Title Estimation of Antarctic ozone loss from ground-based total column measurements
Author Kuttippurath, J.; Goutail, F.; Pommereau, J.P.; Lefèvre, F.; Roscoe, H.K.; Pazmiño, A.; Feng, W.; Chipperfield, M.P.; Godin-Beekmann, S.
Author Affil Kuttippurath, J., Université Versailles-Saint-Quentin, CNRS, Laboratoire Atmospheres, Milieux, Observations Spatiales, Paris, France. Other: British Antarctic Survey, United Kingdom; University of Leeds, United Kingdom
Source Atmospheric Chemistry and Physics, 10(14), p.6569-6581. Publisher: Copernicus, Katlenburg-Lindau, International. ISSN: 1680- 7316
Publication Date 2010
Notes In English. Published in Atmospheric Chemistry and Physics Discussions: 24 March 2010, http://www.atmos-chem-phys- discuss.net/10/7641/2010/acpd-10-7641- 2010.html ; accessed in June, 2011. 53 refs.
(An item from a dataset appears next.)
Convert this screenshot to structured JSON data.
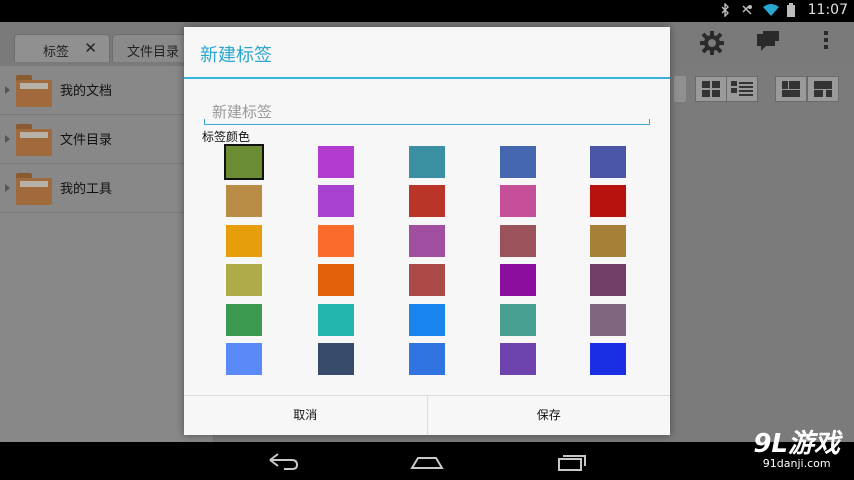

GeoRef Acc. No: 310034. CRREL Acc. No: 65006818
Index Terms geochemistry; measurement; ozone; remote sensing; stratosphere; Antarctica-- Dome C; Antarctica--South Pole; Antarctica-- Syowa Station; annual variations; Antarctica; atmosphere; depletion; Dome C; East Ongul Island; environmental analysis; errors; Queen Maud Land; satellite methods; seasonal variations; South Pole; Syowa Station; three- dimensional models; tracers; Wilkes Land
Abstract The passive tracer method is used to estimate ozone loss from ground-based measurements in the Antarctic. A sensitivity study shows that the ozone depletion can be estimated within an accuracy of ~4%. The method is then applied to the ground-based observations from Arrival Heights, Belgrano, Concordia, Dumont d'Urville, Faraday, Halley, Marambio, Neumayer, Rothera, South Pole, Syowa, and Zhongshan for the diagnosis of ozone loss in the Antarctic. On average, the ten-day boxcar average of the vortex mean ozone column loss deduced from the ground- based stations was about 55±5% in 2005-2009. The ozone loss computed from the ground-based measurements is in very good agreement with those derived from satellite measurements (OMI and SCIAMACHY) and model simulations (REPROBUS and SLIMCAT), where the differences are within ±3-5%. The historical ground-based total ozone observations in October show that the depletion started in the late 1970s, reached a maximum in the early 1990s and stabilised afterwards due to saturation. There is no indication of ozone recovery yet. At southern mid-latitudes, a reduction of 20- 50% is observed for a few days in October- November at the newly installed Rio Gallegos station. Similar depletion of ozone is also observed episodically during the vortex overpasses at Kerguelen in October-November and at Macquarie Island in July-August of the recent winters. This illustrates the significance of measurements at the edges of Antarctica.
URL http://www.atmos-chem-phys.net/10/6569/2010/acp-10-6569-2010.pdf
Publication Type journal article
Record ID 91473